Before we leave this general information section here are two photos (borrowed from a different sampler) to review two sashiko basics:

1. Putting many stitches on the sashiko needle at a time. This will give you straighter more even stitching, and it goes along much faster.

gathering sashiko stitches on your sashiko needle

2. leave a loop on the back of the fabric when you carry a thread . This is important.

One more thing. Prepare your sashiko thread by opening the skein into a long loop and cut through one end of the loop. This will give you 36" lengths, which are a good length for the sashiko and weaving designs. (I cut through both ends and stitch with 18" lengths for regular sashiko stitching - but longer is better for sashiko and weaving) I like to loosely braid the skein and pull the threads from it one at a time - no tangling!
How to stitch Peaks sashiko sampler:
Start the design by stitching all vertical stitches. Stitch all the way across each time. I use a small knot in the outer edge to begin each thread, then I end that thread and begin each new thread in the margin of the design. This avoids having to deal with threads ending in the middle of a stitching line.  However, if you want to use up all your thread length, you can stitch over three or four stitches, thereby overlapping the sashiko thread ends.
sashiko stitching

This is basically how all hitomezashi sashiko designs are built. You stitch all the vertical lines, then the horizontal lines, then the diagonals going one way, and then the diagonals going the other way. One you grasp that, you can stitch all the hitomesashi sashiko patterns without instructions!

Leave a loop on the back of the fabric when you carry a thread.
Apparently I forgot to take a picture of the vertical stitching finished! You must finish the vertical sashiko stitching before you can do the kugurizashi sashiko step.
Also, taking a step back, - lets talk about thread colours. This design can be stitched in any combination of colours you like, or in a single colour.  I think it lends itself to variegated threads nicely.
I chose 9 colours and to try to create a mountain peak feeling, sunrise on high bare mountain peak, distant blue/green mountains and then the near sandy green foothills. 
choosing sashiko thread colours

 The next step is the kugurizashi sashiko, which is weaving under the stitching part of the design.

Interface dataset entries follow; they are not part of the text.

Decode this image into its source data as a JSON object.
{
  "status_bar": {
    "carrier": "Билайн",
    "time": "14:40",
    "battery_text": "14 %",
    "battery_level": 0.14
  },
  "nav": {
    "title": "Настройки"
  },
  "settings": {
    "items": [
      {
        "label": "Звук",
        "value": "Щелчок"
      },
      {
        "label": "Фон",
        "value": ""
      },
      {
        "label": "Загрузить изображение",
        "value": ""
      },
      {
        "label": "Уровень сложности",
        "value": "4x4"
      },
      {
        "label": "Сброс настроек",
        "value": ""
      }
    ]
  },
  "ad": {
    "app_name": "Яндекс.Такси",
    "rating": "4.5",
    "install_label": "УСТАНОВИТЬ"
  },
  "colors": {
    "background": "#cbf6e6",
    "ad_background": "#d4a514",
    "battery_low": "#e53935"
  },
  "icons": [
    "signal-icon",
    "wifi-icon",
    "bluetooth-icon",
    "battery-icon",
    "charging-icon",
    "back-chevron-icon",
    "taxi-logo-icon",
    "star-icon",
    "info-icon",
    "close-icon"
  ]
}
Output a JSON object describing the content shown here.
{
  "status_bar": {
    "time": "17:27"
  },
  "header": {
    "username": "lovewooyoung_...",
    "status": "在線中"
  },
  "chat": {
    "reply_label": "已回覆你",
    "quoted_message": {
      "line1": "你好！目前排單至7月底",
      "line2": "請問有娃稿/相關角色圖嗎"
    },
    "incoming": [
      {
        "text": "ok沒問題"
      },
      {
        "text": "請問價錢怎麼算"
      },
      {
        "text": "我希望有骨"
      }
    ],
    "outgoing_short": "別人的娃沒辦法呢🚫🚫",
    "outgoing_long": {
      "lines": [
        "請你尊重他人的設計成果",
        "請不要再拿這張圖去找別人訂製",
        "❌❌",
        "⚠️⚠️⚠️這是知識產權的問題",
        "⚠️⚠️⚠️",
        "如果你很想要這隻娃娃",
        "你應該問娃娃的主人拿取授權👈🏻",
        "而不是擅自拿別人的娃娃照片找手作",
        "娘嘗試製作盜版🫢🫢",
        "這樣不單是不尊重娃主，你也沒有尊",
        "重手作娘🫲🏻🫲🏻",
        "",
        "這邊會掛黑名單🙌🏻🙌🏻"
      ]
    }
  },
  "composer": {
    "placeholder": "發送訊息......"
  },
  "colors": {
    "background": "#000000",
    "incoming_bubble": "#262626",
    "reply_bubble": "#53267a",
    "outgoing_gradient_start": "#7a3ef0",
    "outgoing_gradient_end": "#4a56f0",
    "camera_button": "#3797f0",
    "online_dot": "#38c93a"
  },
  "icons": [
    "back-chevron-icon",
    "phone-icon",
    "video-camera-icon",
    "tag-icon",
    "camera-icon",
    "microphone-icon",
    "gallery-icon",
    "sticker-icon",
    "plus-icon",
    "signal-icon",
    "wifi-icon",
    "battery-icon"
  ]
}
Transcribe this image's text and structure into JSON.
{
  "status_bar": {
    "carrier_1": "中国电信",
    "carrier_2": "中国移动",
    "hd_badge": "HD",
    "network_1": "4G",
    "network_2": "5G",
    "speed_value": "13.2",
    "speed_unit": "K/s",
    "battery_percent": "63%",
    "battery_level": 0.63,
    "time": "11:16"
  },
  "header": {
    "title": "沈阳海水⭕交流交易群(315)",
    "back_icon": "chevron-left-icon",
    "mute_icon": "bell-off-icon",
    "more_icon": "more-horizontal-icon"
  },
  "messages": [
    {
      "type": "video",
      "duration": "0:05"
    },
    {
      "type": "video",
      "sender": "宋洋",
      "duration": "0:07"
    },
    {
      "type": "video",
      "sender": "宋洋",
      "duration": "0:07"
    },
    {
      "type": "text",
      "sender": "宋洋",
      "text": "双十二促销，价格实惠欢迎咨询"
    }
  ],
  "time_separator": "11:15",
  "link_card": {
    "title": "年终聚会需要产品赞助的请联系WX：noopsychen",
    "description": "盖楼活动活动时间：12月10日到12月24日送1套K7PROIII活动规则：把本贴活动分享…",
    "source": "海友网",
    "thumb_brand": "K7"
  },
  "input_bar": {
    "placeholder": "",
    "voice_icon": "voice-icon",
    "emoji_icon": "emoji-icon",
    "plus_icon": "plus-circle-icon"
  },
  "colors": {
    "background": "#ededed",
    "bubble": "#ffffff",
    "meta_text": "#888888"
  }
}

When all the vertical stitching has been completed, start the weaving.  To do this, start with a small knot on the back of the fabric and using the needle eye end of the needle, pass under the stitches as shown here. The fabric has a few of these printed for you to follow but it is up to you how many rows you feel will look right :-)

kurugi-sashi sashiko )weaving under threads)
I stitched more but not all of the rows
kuguri-sashi sashiko stitching
My finished "Peaks"
Did I mention about washing? When you are finished give your project some firm tugs by holding two sides directly across from each other and pulling. Do this in several places, it will help to even up the stitching and pull any needed extra thread from the loops you left on the back to keep the cloth laying even and flat.  
Once you have done that, smooth it out flat, then put it in a bowl of warm water to soak a few minutes and rinse till the water is clear. Let dry and press from the back.
That is the 'safe' way to remove the print, but these fabrics and threads are made to wash well. I just put mine in the washer and dryer along with my with towels.  
I hope you enjoyed this stitching :-)
Kind Regards